After this debacle he next band, Slade - old timers from Wolverhampton - arrived, and it was obvious they knew exactly how to entertain a crowd. Their succession of chart hits like 'Cum On Feel The Noize' won them an ovation. They were going to be a tough act to follow.

Def Leppard climbed up the metal ramp to the stage. They were nervous but felt they shouldn't have much of a problem. They had to fare better than the tedious Tygers and be more appealing to the macho hordes than Girl. But they were loud groans at the very mention of their name.

They played 'When The Walls Came Tumblin' Down', 'Hello America' and 'Wasted', and they played them well. A huge video screen showed the boys in action, with Steve Clark bent over his guitar in agonies of concentration. A considerable section of the audience were impressed and cheers greeted 'Lady Strange'. But when Steve Clark pleaded with the crowd, "Let's hear some noise then", "Fuck Off. We want Whitesnake", was all he got.

While the band excaped the ferocious canning off that Girl had suffered, they had their share of missiles. Joe was hit in the crotch with a full can of beer, a clod of turf crashlanded on Pete Willis' guitar and tomatoes and portions of half-consumed corn cobs fell on the stage at frequent intervals. It was pretty obvious that most of the barriers were Whitesnake fans, and Def Leppard also suffered the disadvantage of not having a history of chart hits behind them - only a reputation as brash newcomers. They went off - after an unwarranted encore - to a chorus of merciless boos.
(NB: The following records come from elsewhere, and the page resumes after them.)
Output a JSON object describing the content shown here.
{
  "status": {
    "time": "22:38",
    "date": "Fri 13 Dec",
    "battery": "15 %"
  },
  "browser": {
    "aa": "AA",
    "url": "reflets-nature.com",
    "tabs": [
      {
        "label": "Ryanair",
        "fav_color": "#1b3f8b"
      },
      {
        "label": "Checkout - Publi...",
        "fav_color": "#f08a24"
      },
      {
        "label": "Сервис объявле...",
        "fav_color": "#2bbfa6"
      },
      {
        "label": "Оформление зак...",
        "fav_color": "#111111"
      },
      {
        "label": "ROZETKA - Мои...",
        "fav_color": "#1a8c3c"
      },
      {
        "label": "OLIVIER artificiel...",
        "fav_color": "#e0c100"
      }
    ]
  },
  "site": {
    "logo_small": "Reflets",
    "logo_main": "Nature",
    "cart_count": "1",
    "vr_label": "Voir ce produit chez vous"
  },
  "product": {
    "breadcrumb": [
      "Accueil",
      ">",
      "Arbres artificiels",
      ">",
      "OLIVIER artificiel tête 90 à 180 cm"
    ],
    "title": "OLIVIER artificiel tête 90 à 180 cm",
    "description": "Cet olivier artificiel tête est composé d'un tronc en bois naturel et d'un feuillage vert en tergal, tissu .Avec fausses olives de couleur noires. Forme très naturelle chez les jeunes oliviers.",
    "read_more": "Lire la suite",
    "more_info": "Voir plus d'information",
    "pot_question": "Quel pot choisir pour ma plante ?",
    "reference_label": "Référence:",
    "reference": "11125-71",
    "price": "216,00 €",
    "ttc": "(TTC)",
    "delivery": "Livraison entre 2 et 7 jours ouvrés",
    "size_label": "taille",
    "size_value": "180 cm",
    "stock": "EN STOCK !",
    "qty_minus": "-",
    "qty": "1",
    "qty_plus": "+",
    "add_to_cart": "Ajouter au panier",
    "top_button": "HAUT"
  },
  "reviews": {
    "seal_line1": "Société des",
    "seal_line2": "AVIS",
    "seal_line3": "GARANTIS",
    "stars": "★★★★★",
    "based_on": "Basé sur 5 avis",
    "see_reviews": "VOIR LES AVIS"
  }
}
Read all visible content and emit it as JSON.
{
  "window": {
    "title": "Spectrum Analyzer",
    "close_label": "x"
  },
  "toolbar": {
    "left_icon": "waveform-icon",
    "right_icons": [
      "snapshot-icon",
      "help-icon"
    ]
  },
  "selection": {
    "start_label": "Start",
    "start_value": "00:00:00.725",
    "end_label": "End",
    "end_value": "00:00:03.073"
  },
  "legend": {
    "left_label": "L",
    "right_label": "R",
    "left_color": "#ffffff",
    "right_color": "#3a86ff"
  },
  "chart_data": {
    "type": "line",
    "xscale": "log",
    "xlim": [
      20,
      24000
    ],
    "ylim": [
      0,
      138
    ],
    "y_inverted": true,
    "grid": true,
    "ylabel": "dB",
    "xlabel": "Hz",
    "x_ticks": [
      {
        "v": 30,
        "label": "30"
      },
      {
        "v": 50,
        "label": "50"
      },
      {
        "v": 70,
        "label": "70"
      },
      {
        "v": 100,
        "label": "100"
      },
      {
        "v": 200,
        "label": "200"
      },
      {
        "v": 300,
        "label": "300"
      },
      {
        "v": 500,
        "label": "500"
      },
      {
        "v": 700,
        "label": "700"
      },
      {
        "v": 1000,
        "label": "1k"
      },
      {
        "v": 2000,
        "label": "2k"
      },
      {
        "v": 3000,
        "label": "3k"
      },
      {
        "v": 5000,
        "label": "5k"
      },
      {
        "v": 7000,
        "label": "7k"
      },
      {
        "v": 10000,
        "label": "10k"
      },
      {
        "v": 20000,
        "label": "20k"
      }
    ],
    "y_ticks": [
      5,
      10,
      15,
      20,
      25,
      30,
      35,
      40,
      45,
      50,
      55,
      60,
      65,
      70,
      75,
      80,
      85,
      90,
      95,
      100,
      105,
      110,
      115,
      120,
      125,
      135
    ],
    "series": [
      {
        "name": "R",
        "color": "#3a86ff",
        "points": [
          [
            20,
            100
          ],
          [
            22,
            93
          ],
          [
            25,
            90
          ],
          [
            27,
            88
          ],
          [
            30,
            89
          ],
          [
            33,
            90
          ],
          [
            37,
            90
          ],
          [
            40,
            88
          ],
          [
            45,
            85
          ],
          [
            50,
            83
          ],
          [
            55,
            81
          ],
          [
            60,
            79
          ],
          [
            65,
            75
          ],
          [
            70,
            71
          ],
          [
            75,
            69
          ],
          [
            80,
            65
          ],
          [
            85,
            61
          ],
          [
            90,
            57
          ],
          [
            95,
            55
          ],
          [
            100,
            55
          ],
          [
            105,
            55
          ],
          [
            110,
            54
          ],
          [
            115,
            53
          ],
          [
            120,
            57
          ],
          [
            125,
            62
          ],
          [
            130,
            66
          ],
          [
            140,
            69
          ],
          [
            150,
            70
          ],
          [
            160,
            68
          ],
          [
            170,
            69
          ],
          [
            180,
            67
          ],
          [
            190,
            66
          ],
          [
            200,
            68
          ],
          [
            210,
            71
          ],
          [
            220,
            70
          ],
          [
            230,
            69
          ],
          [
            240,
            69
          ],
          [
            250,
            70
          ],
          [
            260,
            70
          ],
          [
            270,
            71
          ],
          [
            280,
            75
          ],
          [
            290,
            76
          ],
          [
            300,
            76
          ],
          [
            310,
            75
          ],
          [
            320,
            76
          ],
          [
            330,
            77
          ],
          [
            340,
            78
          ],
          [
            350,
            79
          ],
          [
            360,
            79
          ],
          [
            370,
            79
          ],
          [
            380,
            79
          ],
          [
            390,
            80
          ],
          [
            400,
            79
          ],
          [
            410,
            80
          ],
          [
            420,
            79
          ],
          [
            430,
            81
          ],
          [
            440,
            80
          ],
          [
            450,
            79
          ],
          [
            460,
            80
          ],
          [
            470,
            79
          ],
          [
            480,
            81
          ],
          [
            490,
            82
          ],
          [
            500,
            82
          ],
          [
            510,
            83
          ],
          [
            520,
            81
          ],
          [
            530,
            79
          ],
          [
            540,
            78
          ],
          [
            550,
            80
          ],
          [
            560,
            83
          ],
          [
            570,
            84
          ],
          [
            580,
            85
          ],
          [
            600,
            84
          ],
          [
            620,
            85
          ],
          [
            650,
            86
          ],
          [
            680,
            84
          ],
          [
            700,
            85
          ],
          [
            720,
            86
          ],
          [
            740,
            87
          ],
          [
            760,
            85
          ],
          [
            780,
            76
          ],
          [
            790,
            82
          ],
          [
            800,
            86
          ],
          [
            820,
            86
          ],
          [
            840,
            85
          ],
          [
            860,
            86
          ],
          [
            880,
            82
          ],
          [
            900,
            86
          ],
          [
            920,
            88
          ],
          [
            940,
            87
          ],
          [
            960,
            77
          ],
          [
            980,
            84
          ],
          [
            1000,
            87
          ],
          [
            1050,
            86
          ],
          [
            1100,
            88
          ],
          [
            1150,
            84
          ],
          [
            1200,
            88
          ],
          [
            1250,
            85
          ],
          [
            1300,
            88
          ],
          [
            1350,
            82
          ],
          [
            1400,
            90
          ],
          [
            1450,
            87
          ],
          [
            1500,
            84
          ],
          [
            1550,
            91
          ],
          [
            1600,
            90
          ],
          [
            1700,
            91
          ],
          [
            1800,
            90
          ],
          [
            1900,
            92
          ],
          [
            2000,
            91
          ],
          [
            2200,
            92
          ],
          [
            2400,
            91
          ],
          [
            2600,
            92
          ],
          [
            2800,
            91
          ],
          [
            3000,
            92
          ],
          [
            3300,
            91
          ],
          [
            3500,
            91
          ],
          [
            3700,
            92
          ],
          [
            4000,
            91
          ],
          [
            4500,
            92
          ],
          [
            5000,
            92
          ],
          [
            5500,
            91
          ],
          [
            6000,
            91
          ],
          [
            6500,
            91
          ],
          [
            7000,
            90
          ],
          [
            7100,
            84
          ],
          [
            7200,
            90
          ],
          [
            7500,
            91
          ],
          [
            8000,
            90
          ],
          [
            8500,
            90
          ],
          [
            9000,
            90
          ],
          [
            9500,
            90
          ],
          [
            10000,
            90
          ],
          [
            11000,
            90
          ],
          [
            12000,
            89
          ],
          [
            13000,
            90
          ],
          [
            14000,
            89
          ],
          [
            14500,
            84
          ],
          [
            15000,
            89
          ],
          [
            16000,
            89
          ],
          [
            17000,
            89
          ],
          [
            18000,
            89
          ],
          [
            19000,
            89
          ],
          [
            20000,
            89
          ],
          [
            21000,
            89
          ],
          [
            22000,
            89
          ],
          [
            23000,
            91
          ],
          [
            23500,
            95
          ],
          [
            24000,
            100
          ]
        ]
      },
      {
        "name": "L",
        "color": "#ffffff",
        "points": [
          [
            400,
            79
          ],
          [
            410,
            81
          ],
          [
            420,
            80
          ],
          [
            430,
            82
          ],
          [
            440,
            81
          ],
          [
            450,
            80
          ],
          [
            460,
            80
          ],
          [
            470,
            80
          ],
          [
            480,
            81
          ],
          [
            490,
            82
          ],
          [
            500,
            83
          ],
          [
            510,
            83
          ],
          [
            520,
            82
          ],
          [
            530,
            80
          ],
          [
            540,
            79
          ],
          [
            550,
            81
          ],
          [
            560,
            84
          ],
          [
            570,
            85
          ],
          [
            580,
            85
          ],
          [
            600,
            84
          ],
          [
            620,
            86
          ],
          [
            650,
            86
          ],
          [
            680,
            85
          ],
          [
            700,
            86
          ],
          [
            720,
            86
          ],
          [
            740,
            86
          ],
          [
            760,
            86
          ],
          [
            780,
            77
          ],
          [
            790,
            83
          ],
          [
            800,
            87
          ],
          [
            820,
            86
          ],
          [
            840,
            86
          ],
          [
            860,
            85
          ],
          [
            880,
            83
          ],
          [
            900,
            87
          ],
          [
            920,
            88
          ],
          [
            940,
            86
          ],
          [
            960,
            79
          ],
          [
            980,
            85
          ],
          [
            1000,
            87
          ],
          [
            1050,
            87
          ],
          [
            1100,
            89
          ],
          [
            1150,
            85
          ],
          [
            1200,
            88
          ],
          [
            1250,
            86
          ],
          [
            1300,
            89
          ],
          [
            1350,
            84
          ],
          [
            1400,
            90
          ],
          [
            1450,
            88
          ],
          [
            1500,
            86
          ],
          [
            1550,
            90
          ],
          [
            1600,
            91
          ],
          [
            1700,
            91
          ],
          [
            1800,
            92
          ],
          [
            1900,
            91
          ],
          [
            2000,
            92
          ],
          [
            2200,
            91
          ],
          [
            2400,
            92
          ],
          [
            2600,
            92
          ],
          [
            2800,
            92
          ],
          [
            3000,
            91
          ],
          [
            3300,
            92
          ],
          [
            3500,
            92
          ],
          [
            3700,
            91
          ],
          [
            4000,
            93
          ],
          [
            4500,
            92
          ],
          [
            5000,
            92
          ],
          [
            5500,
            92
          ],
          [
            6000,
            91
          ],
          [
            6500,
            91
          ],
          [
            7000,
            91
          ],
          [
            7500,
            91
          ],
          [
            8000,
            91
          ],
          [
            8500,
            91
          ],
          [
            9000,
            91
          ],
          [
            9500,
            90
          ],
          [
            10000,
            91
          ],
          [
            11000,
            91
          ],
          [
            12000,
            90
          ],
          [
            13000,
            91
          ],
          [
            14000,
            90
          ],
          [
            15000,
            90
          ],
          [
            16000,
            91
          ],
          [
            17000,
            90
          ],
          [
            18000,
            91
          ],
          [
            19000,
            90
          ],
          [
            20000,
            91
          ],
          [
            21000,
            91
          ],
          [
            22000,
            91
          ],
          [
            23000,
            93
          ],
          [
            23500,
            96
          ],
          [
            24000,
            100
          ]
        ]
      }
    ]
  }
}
Bob Harris came out all smiles, with another cheerful cry of "Let's hear it for Def Leppard". His face a picture of astonishment at the chorus of disapproval he received. Meanwhile, backstage, the band's manager Peter Mensch felt that they had suffered a serious setback and should concentrate on America where they were appreciated.

Joe looked back at the incident later and tried to work out what had actually happened.

"It's true we weren't that good, but there were a lot of things going against us. First there was just too much hard rock that weekend. Every band seemed to be a hard rock bacn so there was no contrast. We were on on the last night and one of the last bands on the bill. I reckon anyone, even the most devoted fan of that kind of music, would get a bit fed up with it after three days, especially when you're sitting in a field being belted over the head with it. Probably the worst thing for us was having to follow Slade. They were great. They put on an amazing show and went down a storm. They played all their hits and we didn't have any."

By Jason Rich @ Carlton 1996.